WHAT IS NEEDED: In the entries below, how many lines include "CLPRs"? Reply with the number and nothing more.

── EXERCISE INPUTS ──

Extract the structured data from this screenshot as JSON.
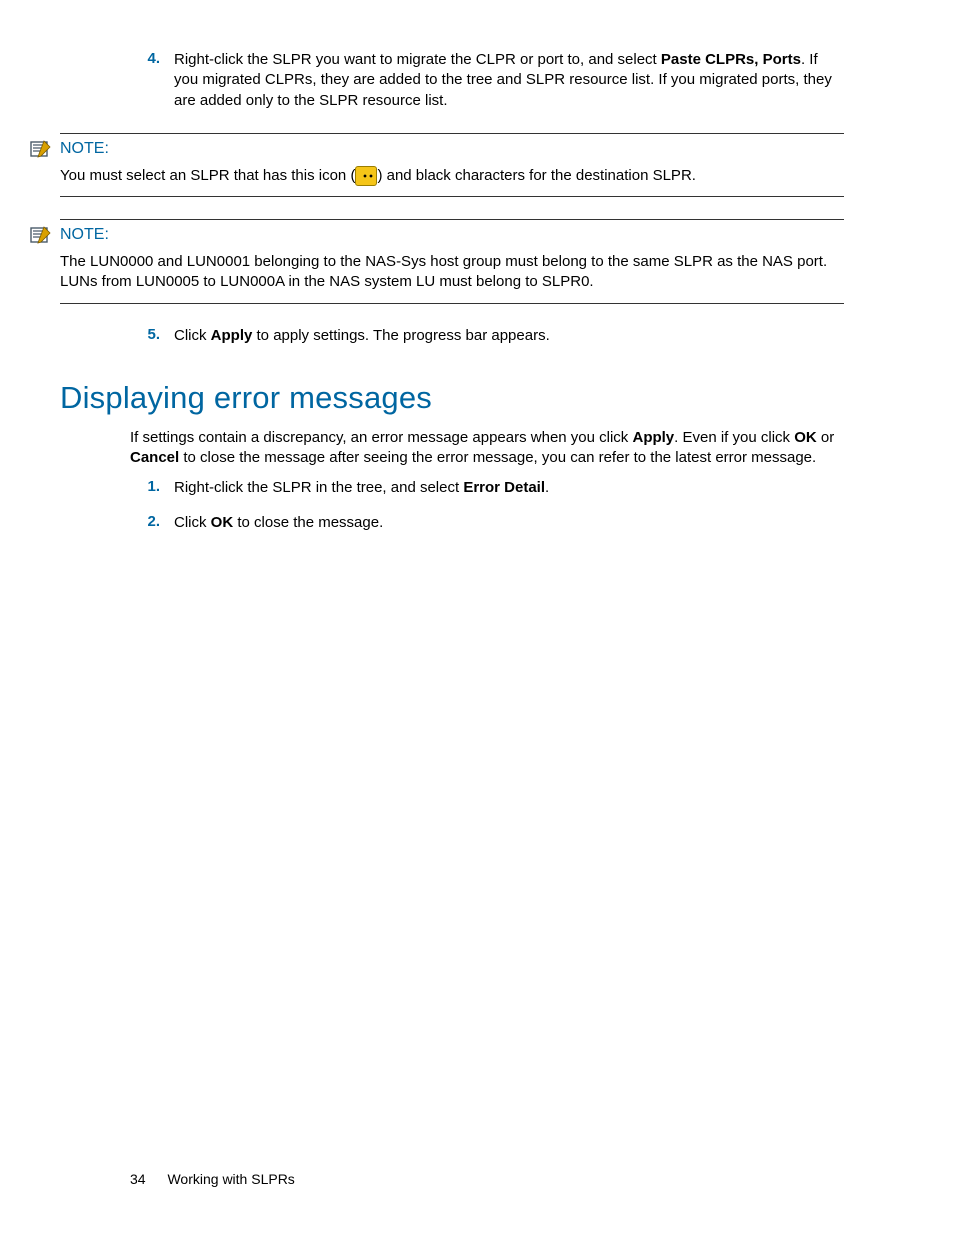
{
  "main_list": {
    "item4": {
      "num": "4.",
      "text_before": "Right-click the SLPR you want to migrate the CLPR or port to, and select ",
      "bold": "Paste CLPRs, Ports",
      "text_after": ". If you migrated CLPRs, they are added to the tree and SLPR resource list. If you migrated ports, they are added only to the SLPR resource list."
    },
    "item5": {
      "num": "5.",
      "text_before": "Click ",
      "bold": "Apply",
      "text_after": " to apply settings. The progress bar appears."
    }
  },
  "notes": {
    "label": "NOTE:",
    "note1": {
      "pre": "You must select an SLPR that has this icon (",
      "post": ") and black characters for the destination SLPR."
    },
    "note2": "The LUN0000 and LUN0001 belonging to the NAS-Sys host group must belong to the same SLPR as the NAS port. LUNs from LUN0005 to LUN000A in the NAS system LU must belong to SLPR0."
  },
  "section": {
    "heading": "Displaying error messages",
    "intro": {
      "p1a": "If settings contain a discrepancy, an error message appears when you click ",
      "p1b": "Apply",
      "p1c": ". Even if you click ",
      "p1d": "OK",
      "p1e": " or ",
      "p1f": "Cancel",
      "p1g": " to close the message after seeing the error message, you can refer to the latest error message."
    },
    "steps": {
      "s1": {
        "num": "1.",
        "pre": "Right-click the SLPR in the tree, and select ",
        "bold": "Error Detail",
        "post": "."
      },
      "s2": {
        "num": "2.",
        "pre": "Click ",
        "bold": "OK",
        "post": " to close the message."
      }
    }
  },
  "footer": {
    "page": "34",
    "title": "Working with SLPRs"
  }
}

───

OUTPUT: 2